I use rubrics for all journal and discussion board assignments, as well as all papers and projects. It is important that you understand how they "work" because they will tell you how I calculated a grade that you received, but perhaps, more importantly, they tell you how I will grade each assignment. You can use these to figure out what I am looking for in a high-quality submission. For example, the rubric you see below is a sample of how a blog post could be graded.
|Achievement Level 1
|Achievement Level 2
|Achievement Level 3
|Achievement Level 4
|Submitting the following (10% total, 2% each):
-On Canvas submission: name, lesson number, link to post
On post: Lesson number, descriptive title
Included all elements
No elements included (2% off for each missing element)
|Quality of analysis (70%)
The argument/analysis presented is substantive and creative, demonstrating deep and complex understanding of the material. The analysis is clear, and arguments made are convincing and demonstrate logical and clear reasoning. All elements of the assignment are thoroughly addressed.
Understanding of the assignment and material is demonstrated. Almost all elements of the assignment are addressed. Explanation is clear and convincing.
Argument is somewhat superficial and not clearly addressing the assignment or course material. Explanations are reasonable, but lack some clarity and are only moderately well-thought out.
Does not address the assignment or use course material, or an extreme lack of understanding of course material is demonstrated. Explanations are disjointed and unconvincing.
|Mechanics and professionalism (20%)
Grammar and spelling are perfect, the language is appropriate, and the writing style is clear and readable. Terminology from the lesson and/or course is used and used correctly. Post is concise and has a logical flow that addresses a central point/argument (or multiple arguments, if appropriate).
Very few minor grammar/spelling mistakes, the language is appropriate, and the writing style is readable.

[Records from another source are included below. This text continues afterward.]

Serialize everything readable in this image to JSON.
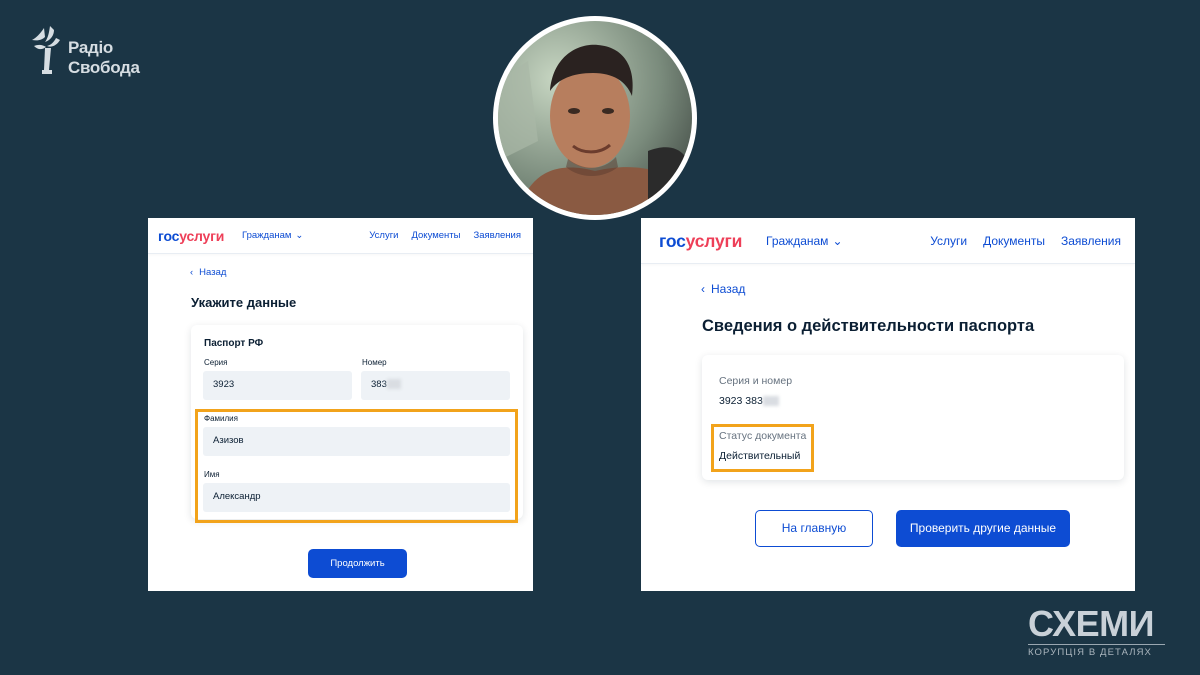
{
  "branding": {
    "radio_logo_line1": "Радіо",
    "radio_logo_line2": "Свобода",
    "schemy_title": "СХЕМИ",
    "schemy_subtitle": "КОРУПЦІЯ В ДЕТАЛЯХ",
    "accent_highlight": "#f2a31b",
    "background": "#1b3545"
  },
  "portrait": {
    "icon": "person-photo"
  },
  "left_screen": {
    "header": {
      "logo_part1": "гос",
      "logo_part2": "услуги",
      "citizens": "Гражданам",
      "nav": [
        "Услуги",
        "Документы",
        "Заявления"
      ]
    },
    "back": "Назад",
    "title": "Укажите данные",
    "card": {
      "section_title": "Паспорт РФ",
      "series_label": "Серия",
      "series_value": "3923",
      "number_label": "Номер",
      "number_value": "383",
      "surname_label": "Фамилия",
      "surname_value": "Азизов",
      "name_label": "Имя",
      "name_value": "Александр"
    },
    "continue_button": "Продолжить"
  },
  "right_screen": {
    "header": {
      "logo_part1": "гос",
      "logo_part2": "услуги",
      "citizens": "Гражданам",
      "nav": [
        "Услуги",
        "Документы",
        "Заявления"
      ]
    },
    "back": "Назад",
    "title": "Сведения о действительности паспорта",
    "card": {
      "series_number_label": "Серия и номер",
      "series_number_value": "3923 383",
      "status_label": "Статус документа",
      "status_value": "Действительный"
    },
    "home_button": "На главную",
    "check_other_button": "Проверить другие данные"
  },
  "colors": {
    "brand_blue": "#0d4cd3",
    "brand_red": "#ee3f58"
  }
}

Terminology from the lesson and/or course is used and used correctly. Post has a logical flow that addresses a central point/argument (or multiple arguments, if appropriate).
Minor grammar/spelling errors are present and the language is appropriate. Writing style is acceptable, but the argument is somewhat unclear. Use of course terminology is middling.
Unclear, disorganized, unedited, very difficult to read.
Calculating a score on a rubric is straightforward. It is similar to how your final grade is calculated. Just like your final grade is calculated using a percent breakdown, your individual assignment grades are calculated using a breakdown of each component of the assignment, as indicated in the rubric.
For example, in the rubric above, the breakdown is:
- 10% for following submission directions (name, title, etc.)
- 70% for Quality of analysis
- 20% for Mechanics and professionalism
When I grade a journal entry using this rubric, the score will automatically be calculated based on the individual scores of each criterion. Note that I am able to enter any appropriate score into each criterion, and am not limited by the categories. For example, for the last criterion, I can enter any number from 0 through 20. Calculating the grade is easy. You add up the scores from each criterion to get the final grade. So if you got the following individual scores:
- 6/10 for the first criterion
- 70/70 for the second
- 15/20 for the third
The final score for the assignment would be 6 + 70 +15 = 91/100. This grade would automatically show up in the grade book once the score is entered. Note that I can (and generally will) provide feedback regarding why each criterion earned its score.
This is a relatively simple example, but all rubrics work the same way. Each criterion is weighted, the scoring scale is described in the chart, and the score is tallied by adding grades for individual criterion. I STRONGLY suggest you look at grading rubrics prior to completing an assignment. They tell you what an "excellent" submission will entail. I also suggest looking at them after I grade them to see why you received a grade that you did.